Question: How often have you seen this kind of generic post?
It does nothing for you or for their business. Stock photo, boring image, this post is pointless! It will just go unnoticed, especially these kind of images. We see them every day! It’s nothing special and nothing worth stopping to look at.
Or this… long-winded, salesy text with another generic stock shot?
Kathryn Moroz, president of the spa consulting firm Spa Advisors, said: “If you want it to work, you must make an effort to post relevant content on a regular basis.” And she’s right. It doesn’t matter whether you’ve been in spa business for two months, two years, or 20 years, whichever social media platforms you’re targeting, you’ll only engage your target audience if you’re regularly posting easily digestible content in the form of video or visuals.
Stock photo + boring images = pointless posts!
If you want to boost your business, attract and acquire customers and build your brand, start with a social media strategy. This will ensure you and your team understand which of the various social media networks – Facebook, Instagram, Twitter, Pinterest or Snapchat – are more likely to help you achieve your business objectives. Without a social strategy, you’ll struggle to get followers and fans, and keep them.
A winning strategy looks something like this:
- Be clear on what you want to achieve
- Know your audience
- Decide the social networks you want to use
- Create content that will excite
- Amplify using ads
Ideally, begin with Facebook – it’s the number one social network in the world and offers powerful advertising options. Then try Instagram. Start small – two or three networks at most so you don’t get overwhelmed.
If you’re targeting a business audience (B2B), LinkedIn is looking much more attractive these days, especially since it introduced native video. It’s becoming a lot more “Facebooky” and as such, offers good potential. But when you’re engaging on LinkedIn, do it through your profile, not a company page, so it’s very much about social selling as opposed to social media marketing.

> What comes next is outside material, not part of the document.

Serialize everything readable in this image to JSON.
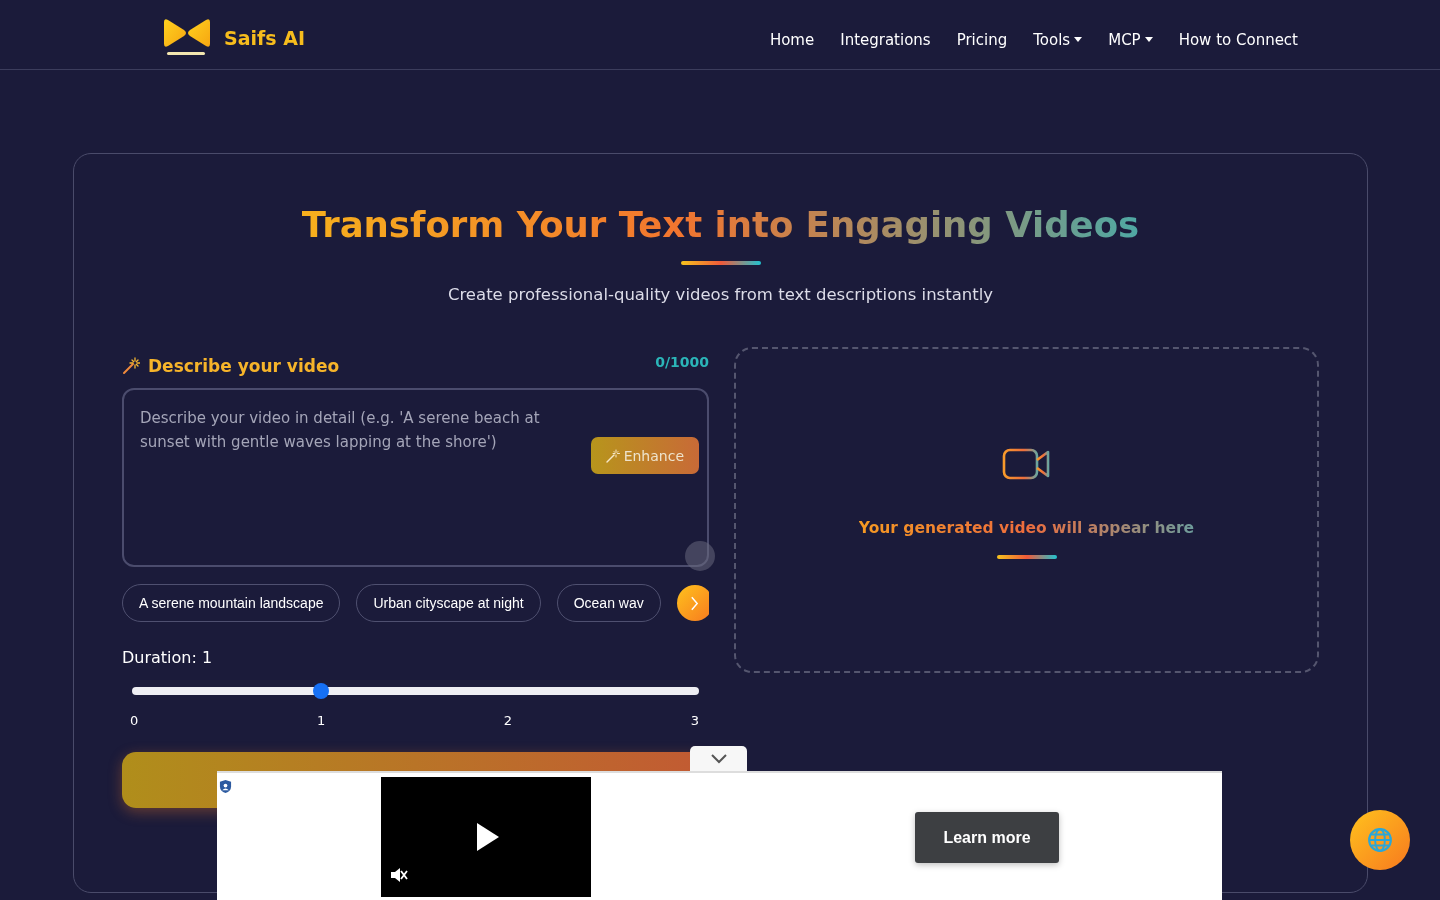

I left Twitter off the list because, while it is still used by massive numbers of people, it is more of a place for real time news, customer service and conversation. Too many spa businesses have done it all wrong by shooting generic content out AT people on Twitter, or worse – auto-posting from Facebook. Twitter is best kept for customer service.
Every platform is different; what works on Instagram isn’t necessarily going to cut it on Facebook
Next, determine what kind of content you’re going to post. Social media is all about encouraging user interaction. And when I say users, that’s your customers. Most of whom are already active on the major social networks. If they’ve shown an interest in your offer, it’s your responsibility to interact with them.
Start by inviting them to share their spa experience on their personal social media accounts. You have to be strategic about it, to ensure they use a specific hashtag – making it possible for other people to access your posts when they search for it. Consider rewarding your customers. Give them incentives for sharing like a bi-weekly or monthly prize to the best post or image. You also want to re-share, retweet, and re-pin positive feedback – honest customer feedback makes your brand more trustworthy than any other form of endorsement.
Every platform is different, so what works on Instagram isn’t necessarily going to cut it for Facebook, which is more about video. Video, you say? How can I afford video? Do I have to get a camera crew to help me make it? No! Come along to my Facebook Live Masterclass at the Spa Life International Event in Birmingham in November and I’ll show you how to use Facebook’s Live video tool to your best advantage.
Author: Maryrose Lyons is a Social Media Consultant and Founder of Brightspark Consulting. She has been doing digital marketing since 1999 so was there when social media started, has evolved with the platforms, and is considered to be on the very edge of what’s happening in social media.